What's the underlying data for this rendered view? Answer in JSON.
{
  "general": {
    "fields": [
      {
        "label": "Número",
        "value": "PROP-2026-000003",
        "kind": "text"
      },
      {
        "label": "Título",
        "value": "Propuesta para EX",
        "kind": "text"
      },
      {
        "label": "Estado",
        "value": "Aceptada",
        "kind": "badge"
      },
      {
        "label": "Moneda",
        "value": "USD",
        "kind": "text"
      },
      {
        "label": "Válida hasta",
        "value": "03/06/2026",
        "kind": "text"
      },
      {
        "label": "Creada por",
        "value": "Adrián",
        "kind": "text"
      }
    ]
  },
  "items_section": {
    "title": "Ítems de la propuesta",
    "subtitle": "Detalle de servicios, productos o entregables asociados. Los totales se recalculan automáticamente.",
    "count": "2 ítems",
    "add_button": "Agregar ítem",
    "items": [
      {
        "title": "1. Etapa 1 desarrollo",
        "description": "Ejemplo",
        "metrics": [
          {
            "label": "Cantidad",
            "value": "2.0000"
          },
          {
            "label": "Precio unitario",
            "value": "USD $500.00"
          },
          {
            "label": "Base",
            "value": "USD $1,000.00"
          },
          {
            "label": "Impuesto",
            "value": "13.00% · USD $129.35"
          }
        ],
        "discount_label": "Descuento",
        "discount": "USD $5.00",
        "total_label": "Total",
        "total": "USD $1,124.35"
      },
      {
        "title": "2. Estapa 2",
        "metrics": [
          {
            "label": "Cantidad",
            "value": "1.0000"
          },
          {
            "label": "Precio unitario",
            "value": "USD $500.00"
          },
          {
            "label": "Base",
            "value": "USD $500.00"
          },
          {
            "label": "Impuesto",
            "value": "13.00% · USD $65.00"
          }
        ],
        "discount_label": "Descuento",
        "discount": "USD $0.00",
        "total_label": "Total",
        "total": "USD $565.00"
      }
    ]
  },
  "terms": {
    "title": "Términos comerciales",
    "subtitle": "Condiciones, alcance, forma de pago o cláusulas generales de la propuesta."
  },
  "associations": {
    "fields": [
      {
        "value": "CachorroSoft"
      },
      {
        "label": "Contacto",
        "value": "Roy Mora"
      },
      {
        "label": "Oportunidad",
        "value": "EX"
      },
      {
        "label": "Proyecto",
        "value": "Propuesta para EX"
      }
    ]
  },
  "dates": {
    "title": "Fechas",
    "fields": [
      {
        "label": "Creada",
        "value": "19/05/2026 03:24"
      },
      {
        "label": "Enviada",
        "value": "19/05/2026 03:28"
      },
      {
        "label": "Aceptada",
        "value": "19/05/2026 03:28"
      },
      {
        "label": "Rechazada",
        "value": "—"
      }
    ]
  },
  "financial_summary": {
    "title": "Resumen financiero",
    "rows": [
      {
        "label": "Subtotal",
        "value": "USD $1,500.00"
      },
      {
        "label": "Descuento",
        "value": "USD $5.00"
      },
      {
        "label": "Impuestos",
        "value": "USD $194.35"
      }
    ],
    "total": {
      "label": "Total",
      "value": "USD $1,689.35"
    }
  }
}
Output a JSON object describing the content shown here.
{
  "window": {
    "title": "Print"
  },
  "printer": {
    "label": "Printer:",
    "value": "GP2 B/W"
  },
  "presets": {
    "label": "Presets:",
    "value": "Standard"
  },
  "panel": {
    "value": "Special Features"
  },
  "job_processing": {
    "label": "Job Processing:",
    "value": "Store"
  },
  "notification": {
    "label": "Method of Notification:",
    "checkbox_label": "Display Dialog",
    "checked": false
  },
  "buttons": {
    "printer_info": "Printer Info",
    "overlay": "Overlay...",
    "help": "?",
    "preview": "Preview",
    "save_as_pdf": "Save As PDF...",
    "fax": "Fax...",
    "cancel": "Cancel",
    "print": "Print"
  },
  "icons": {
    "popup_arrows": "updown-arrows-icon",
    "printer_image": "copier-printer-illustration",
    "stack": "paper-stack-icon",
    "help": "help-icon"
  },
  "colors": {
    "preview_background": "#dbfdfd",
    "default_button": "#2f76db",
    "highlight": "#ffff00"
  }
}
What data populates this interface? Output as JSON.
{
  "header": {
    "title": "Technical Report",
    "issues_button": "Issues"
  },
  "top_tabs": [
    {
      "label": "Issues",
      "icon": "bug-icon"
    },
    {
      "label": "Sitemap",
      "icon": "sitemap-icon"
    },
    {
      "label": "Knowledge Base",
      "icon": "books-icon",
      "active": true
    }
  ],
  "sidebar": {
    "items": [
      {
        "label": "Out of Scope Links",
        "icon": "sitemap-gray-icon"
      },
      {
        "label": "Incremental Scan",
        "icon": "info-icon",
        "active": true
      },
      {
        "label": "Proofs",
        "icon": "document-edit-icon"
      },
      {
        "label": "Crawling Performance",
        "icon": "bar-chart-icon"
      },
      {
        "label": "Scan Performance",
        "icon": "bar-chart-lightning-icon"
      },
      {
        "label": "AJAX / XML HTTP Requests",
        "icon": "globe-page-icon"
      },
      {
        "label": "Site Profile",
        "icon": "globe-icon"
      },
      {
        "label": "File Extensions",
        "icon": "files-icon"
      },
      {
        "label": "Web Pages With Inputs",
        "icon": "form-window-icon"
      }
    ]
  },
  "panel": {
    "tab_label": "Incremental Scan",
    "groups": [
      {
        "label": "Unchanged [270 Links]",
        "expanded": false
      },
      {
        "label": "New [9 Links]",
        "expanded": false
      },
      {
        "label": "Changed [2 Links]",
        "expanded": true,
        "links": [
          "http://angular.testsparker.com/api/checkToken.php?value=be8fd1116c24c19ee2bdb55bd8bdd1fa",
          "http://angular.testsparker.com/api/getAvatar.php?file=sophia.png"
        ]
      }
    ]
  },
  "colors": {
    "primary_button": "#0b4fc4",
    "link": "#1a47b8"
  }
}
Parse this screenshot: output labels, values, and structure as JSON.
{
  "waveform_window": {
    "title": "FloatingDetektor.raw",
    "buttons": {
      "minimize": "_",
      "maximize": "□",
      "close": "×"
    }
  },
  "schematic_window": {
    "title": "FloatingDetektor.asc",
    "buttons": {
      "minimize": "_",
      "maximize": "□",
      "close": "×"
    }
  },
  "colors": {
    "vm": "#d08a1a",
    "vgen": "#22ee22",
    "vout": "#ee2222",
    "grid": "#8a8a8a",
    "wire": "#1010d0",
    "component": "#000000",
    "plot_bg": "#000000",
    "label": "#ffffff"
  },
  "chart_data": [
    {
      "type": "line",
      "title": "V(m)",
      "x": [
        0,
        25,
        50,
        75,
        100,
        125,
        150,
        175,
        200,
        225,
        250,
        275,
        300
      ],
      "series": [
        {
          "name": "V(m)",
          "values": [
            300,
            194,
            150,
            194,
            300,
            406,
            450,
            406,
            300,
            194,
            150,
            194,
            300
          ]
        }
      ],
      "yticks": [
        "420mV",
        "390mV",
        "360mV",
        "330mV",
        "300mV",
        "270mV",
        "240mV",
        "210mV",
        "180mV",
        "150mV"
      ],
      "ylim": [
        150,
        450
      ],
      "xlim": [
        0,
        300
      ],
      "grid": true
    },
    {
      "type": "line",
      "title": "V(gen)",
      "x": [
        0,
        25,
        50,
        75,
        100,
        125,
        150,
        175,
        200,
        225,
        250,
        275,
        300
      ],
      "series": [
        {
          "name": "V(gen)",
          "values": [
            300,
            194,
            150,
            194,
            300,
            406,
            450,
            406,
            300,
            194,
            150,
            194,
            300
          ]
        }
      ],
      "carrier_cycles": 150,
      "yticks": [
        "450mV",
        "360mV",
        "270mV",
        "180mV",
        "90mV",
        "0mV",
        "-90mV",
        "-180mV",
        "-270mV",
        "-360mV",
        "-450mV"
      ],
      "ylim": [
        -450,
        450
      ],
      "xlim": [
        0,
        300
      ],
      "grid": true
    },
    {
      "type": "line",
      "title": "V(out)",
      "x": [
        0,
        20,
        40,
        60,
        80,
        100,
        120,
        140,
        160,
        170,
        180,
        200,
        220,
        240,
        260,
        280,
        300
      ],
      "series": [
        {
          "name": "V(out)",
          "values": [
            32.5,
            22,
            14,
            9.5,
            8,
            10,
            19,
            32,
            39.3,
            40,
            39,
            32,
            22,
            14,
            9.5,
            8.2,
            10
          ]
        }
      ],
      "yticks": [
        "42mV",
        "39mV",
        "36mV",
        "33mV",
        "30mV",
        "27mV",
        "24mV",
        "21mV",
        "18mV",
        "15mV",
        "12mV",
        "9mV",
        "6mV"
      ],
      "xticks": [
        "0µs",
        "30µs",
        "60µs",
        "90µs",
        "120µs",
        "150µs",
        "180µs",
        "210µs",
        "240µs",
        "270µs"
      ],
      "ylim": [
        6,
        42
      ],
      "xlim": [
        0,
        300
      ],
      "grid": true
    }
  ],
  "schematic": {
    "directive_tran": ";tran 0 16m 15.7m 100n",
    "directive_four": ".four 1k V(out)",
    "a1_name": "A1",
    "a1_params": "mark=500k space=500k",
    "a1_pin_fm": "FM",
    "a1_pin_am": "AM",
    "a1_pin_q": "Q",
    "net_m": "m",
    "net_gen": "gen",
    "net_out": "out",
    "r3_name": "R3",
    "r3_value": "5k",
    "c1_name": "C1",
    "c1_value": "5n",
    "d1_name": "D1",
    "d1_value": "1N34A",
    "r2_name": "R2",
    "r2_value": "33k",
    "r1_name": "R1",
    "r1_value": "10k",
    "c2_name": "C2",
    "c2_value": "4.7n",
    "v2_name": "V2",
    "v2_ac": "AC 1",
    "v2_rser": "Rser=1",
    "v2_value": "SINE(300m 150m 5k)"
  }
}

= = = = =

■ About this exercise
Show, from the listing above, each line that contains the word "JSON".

■ Exercise answer
What's the underlying data for this rendered view? Answer in JSON.
Output a JSON object describing the content shown here.
What data populates this interface? Output as JSON.
Parse this screenshot: output labels, values, and structure as JSON.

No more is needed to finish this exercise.